Rihanna has won a legal row about a t-shirt with Topshop after a High Court judge ruled that her fans might have been deceived into thinking that she had endorsed it.
The High Street store had no "licence" from Rihanna to sell the shirt. And the singer had taken legal action claiming that selling it without her permission infringed her rights.
Topshop disputed her claim saying nothing on labelling suggested that the t-shirt had been authorised by Rihanna.
And bosses said the public had no expectation that clothes were authorised by people shown in an image.
But Mr Justice Birss today ruled in Rihanna's favour - after analysing evidence at a trial in London earlier this month. The judge said Topshop's sale of the t-shirt without her permission was "passing off".
"I accept that a good number of purchasers will buy the t-shirt without giving the question of authorisation any thought at all, in my judgment a substantial portion of those considering the product will be induced to think it is a garment authorised by the artist. The persons who do this will be the Rihanna fans," said Mr Justice Birss.
"For those persons the idea that it is authorised will be part of what motivates them to buy the product. I am quite satisfied that many fans of Rihanna regard her endorsement as important. She is their style icon. Many will buy a product because they think she has approved of it. Others will wish to buy it because of the value of the perceived authorisation itself. In both cases they will have been deceived."
He said a "substantial number" of buyers were likely to have been deceived into buying the Rihanna T-shirt because of a "false belief" that it had been authorised by the singer.

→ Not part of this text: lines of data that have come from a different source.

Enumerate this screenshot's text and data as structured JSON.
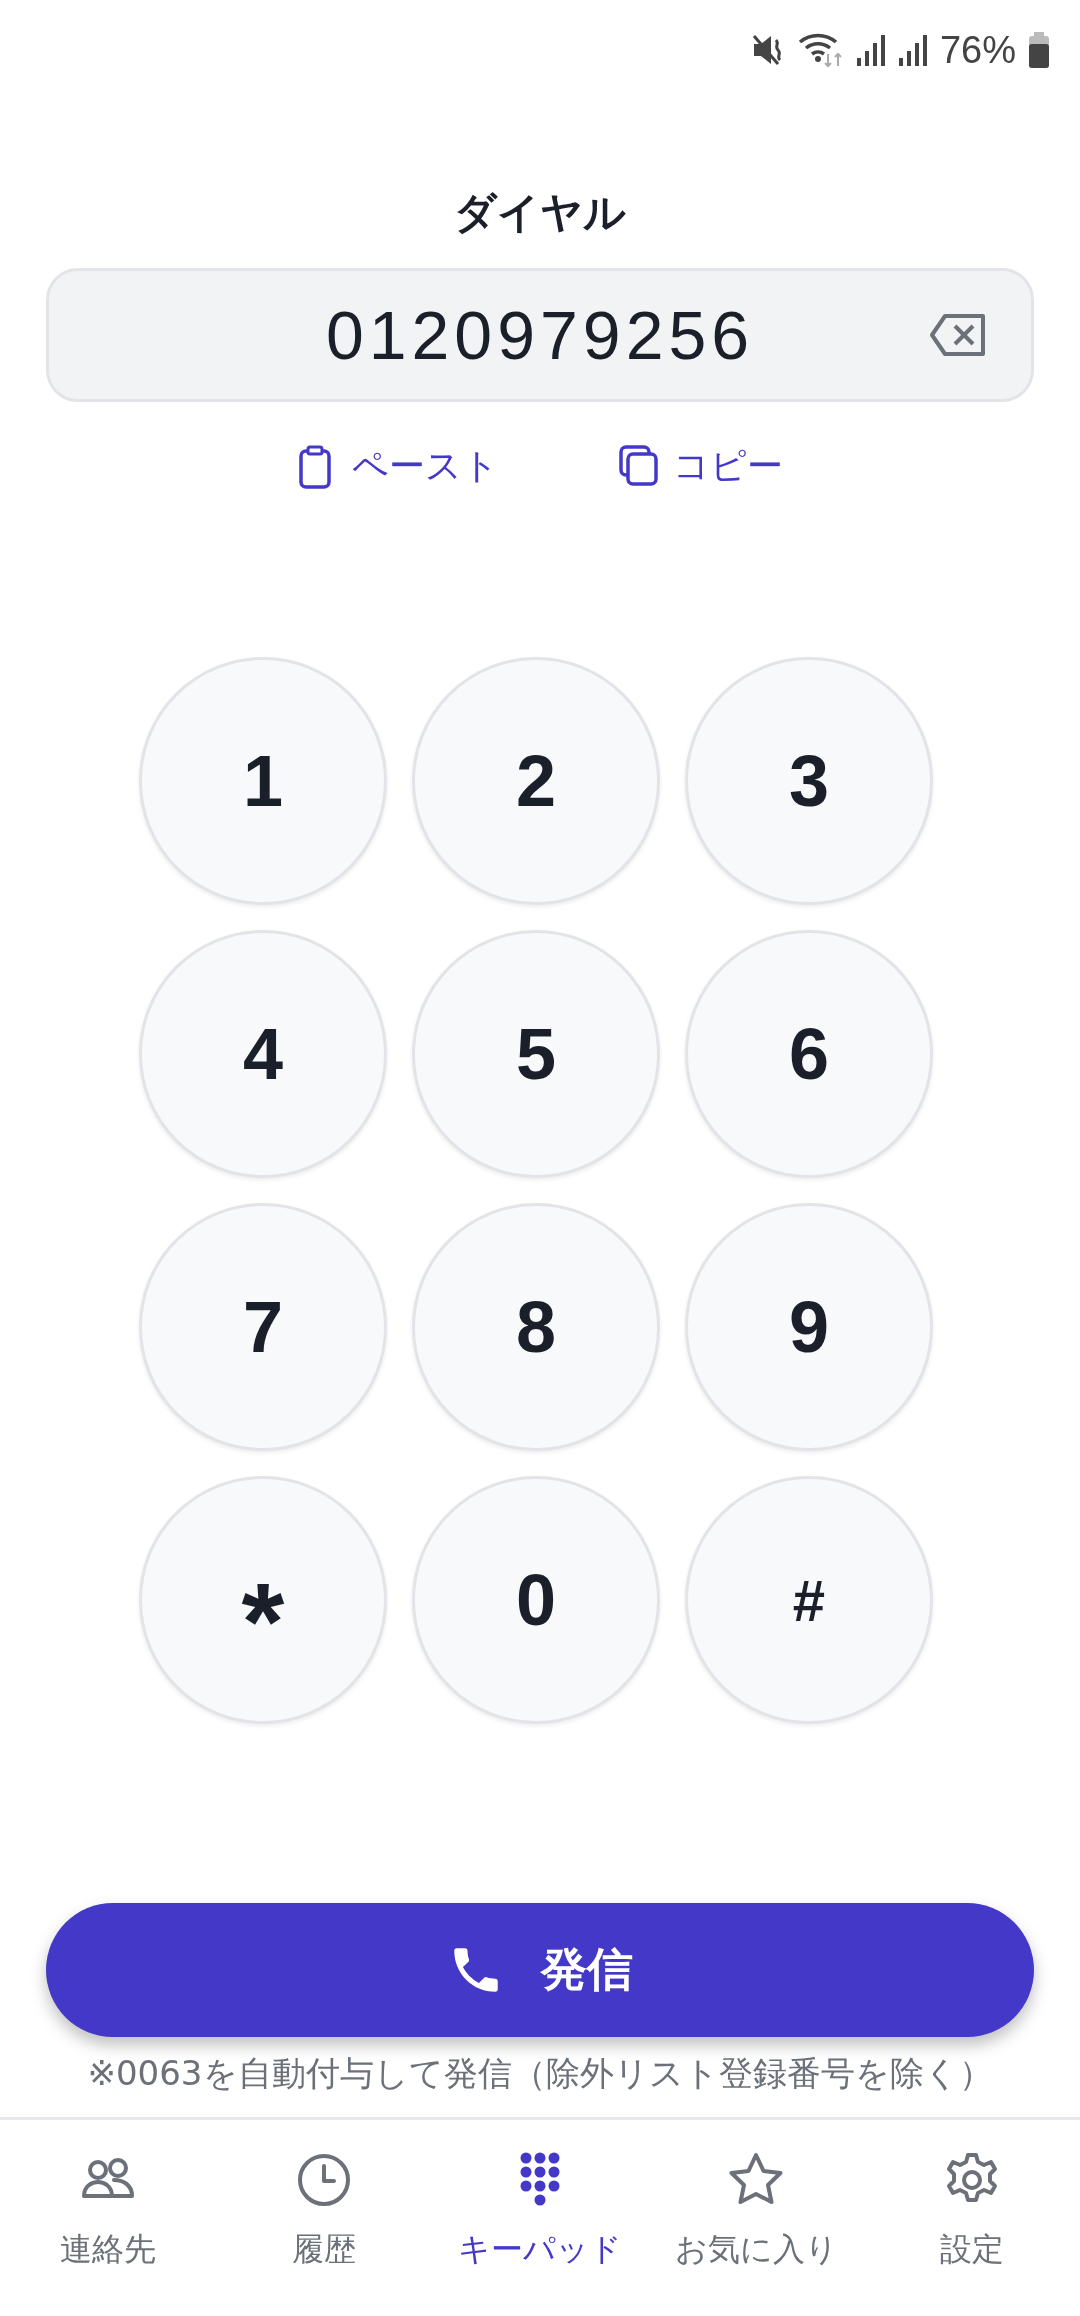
{
  "status_bar": {
    "battery": "76%"
  },
  "title": "ダイヤル",
  "number_field": {
    "value": "0120979256"
  },
  "actions": [
    {
      "kind": "paste",
      "label": "ペースト"
    },
    {
      "kind": "copy",
      "label": "コピー"
    }
  ],
  "keypad": [
    "1",
    "2",
    "3",
    "4",
    "5",
    "6",
    "7",
    "8",
    "9",
    "*",
    "0",
    "#"
  ],
  "call_button": {
    "label": "発信"
  },
  "note": "※0063を自動付与して発信（除外リスト登録番号を除く）",
  "nav": [
    {
      "kind": "contacts",
      "label": "連絡先",
      "selected": false
    },
    {
      "kind": "history",
      "label": "履歴",
      "selected": false
    },
    {
      "kind": "keypad",
      "label": "キーパッド",
      "selected": true
    },
    {
      "kind": "favorites",
      "label": "お気に入り",
      "selected": false
    },
    {
      "kind": "settings",
      "label": "設定",
      "selected": false
    }
  ]
}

The judge said that was damaging to her "goodwill" and represented a loss of control over her reputation in the "fashion sphere".
He said it was for the singer not Topshop to choose what garments the public thought were endorsed by her.

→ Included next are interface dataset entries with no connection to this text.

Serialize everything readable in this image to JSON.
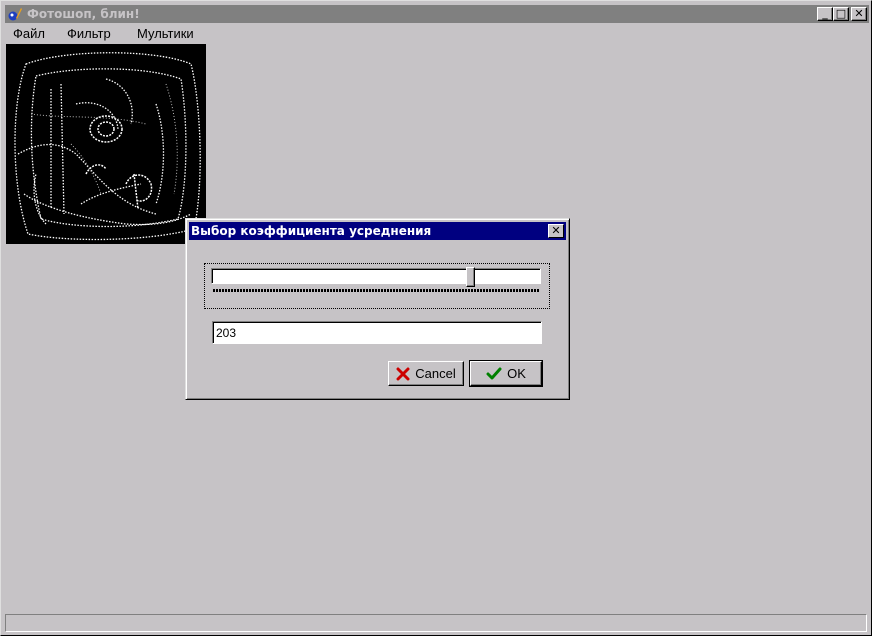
{
  "window": {
    "title": "Фотошоп, блин!",
    "controls": {
      "minimize": "_",
      "maximize": "□",
      "close": "✕"
    }
  },
  "menu": {
    "items": [
      {
        "label": "Файл"
      },
      {
        "label": "Фильтр"
      },
      {
        "label": "Мультики"
      }
    ]
  },
  "dialog": {
    "title": "Выбор коэффициента усреднения",
    "slider": {
      "min": 0,
      "max": 255,
      "value": 203
    },
    "value_field": "203",
    "buttons": {
      "cancel": "Cancel",
      "ok": "OK"
    }
  },
  "colors": {
    "face": "#c6c3c6",
    "active_title": "#000080",
    "inactive_title": "#808080",
    "cancel_icon": "#cc0000",
    "ok_icon": "#008000"
  },
  "icons": [
    "app-icon",
    "minimize-icon",
    "maximize-icon",
    "close-icon",
    "cancel-x-icon",
    "ok-check-icon"
  ]
}
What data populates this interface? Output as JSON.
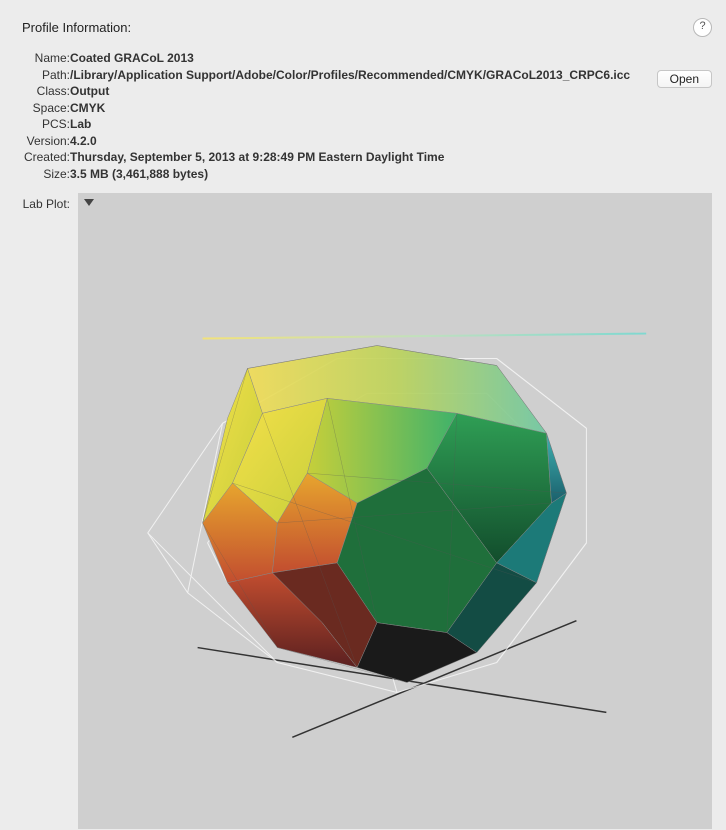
{
  "title": "Profile Information:",
  "help_tooltip": "?",
  "open_label": "Open",
  "labels": {
    "name": "Name:",
    "path": "Path:",
    "class": "Class:",
    "space": "Space:",
    "pcs": "PCS:",
    "version": "Version:",
    "created": "Created:",
    "size": "Size:",
    "lab_plot": "Lab Plot:"
  },
  "values": {
    "name": "Coated GRACoL 2013",
    "path": "/Library/Application Support/Adobe/Color/Profiles/Recommended/CMYK/GRACoL2013_CRPC6.icc",
    "class": "Output",
    "space": "CMYK",
    "pcs": "Lab",
    "version": "4.2.0",
    "created": "Thursday, September 5, 2013 at 9:28:49 PM Eastern Daylight Time",
    "size": "3.5 MB (3,461,888 bytes)"
  }
}
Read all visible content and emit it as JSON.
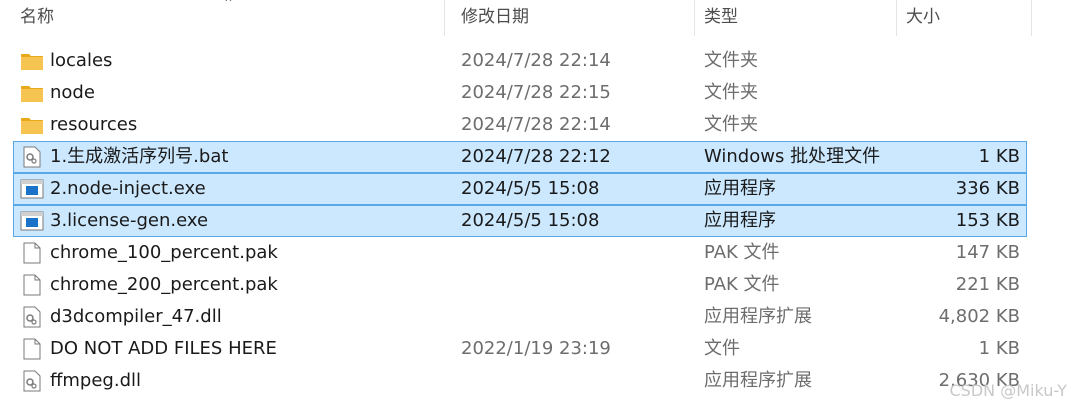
{
  "columns": {
    "name": "名称",
    "modified": "修改日期",
    "type": "类型",
    "size": "大小"
  },
  "files": [
    {
      "name": "locales",
      "date": "2024/7/28 22:14",
      "type": "文件夹",
      "size": "",
      "icon": "folder-icon",
      "selected": false
    },
    {
      "name": "node",
      "date": "2024/7/28 22:15",
      "type": "文件夹",
      "size": "",
      "icon": "folder-icon",
      "selected": false
    },
    {
      "name": "resources",
      "date": "2024/7/28 22:14",
      "type": "文件夹",
      "size": "",
      "icon": "folder-icon",
      "selected": false
    },
    {
      "name": "1.生成激活序列号.bat",
      "date": "2024/7/28 22:12",
      "type": "Windows 批处理文件",
      "size": "1 KB",
      "icon": "batch-file-icon",
      "selected": true
    },
    {
      "name": "2.node-inject.exe",
      "date": "2024/5/5 15:08",
      "type": "应用程序",
      "size": "336 KB",
      "icon": "exe-icon",
      "selected": true
    },
    {
      "name": "3.license-gen.exe",
      "date": "2024/5/5 15:08",
      "type": "应用程序",
      "size": "153 KB",
      "icon": "exe-icon",
      "selected": true
    },
    {
      "name": "chrome_100_percent.pak",
      "date": "",
      "type": "PAK 文件",
      "size": "147 KB",
      "icon": "file-icon",
      "selected": false
    },
    {
      "name": "chrome_200_percent.pak",
      "date": "",
      "type": "PAK 文件",
      "size": "221 KB",
      "icon": "file-icon",
      "selected": false
    },
    {
      "name": "d3dcompiler_47.dll",
      "date": "",
      "type": "应用程序扩展",
      "size": "4,802 KB",
      "icon": "dll-icon",
      "selected": false
    },
    {
      "name": "DO NOT ADD FILES HERE",
      "date": "2022/1/19 23:19",
      "type": "文件",
      "size": "1 KB",
      "icon": "file-icon",
      "selected": false
    },
    {
      "name": "ffmpeg.dll",
      "date": "",
      "type": "应用程序扩展",
      "size": "2,630 KB",
      "icon": "dll-icon",
      "selected": false
    }
  ],
  "watermark": "CSDN @Miku-Y",
  "colors": {
    "selection_bg": "#cce8ff",
    "selection_border": "#5aa7e6",
    "folder": "#f5c451"
  }
}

And he added: "I find that Topshop's sale of this Rihanna t-shirt without her approval was an act of passing off."
The judge made no assessment of damages in today's written ruling - he only weighed arguments about whether the use of the image had been justified. Topshop said later that damages had yet to be assessed.
A Topshop spokeswoman said bosses were "surprised", "disappointed" and "perplexed" by the ruling - and considering an appeal.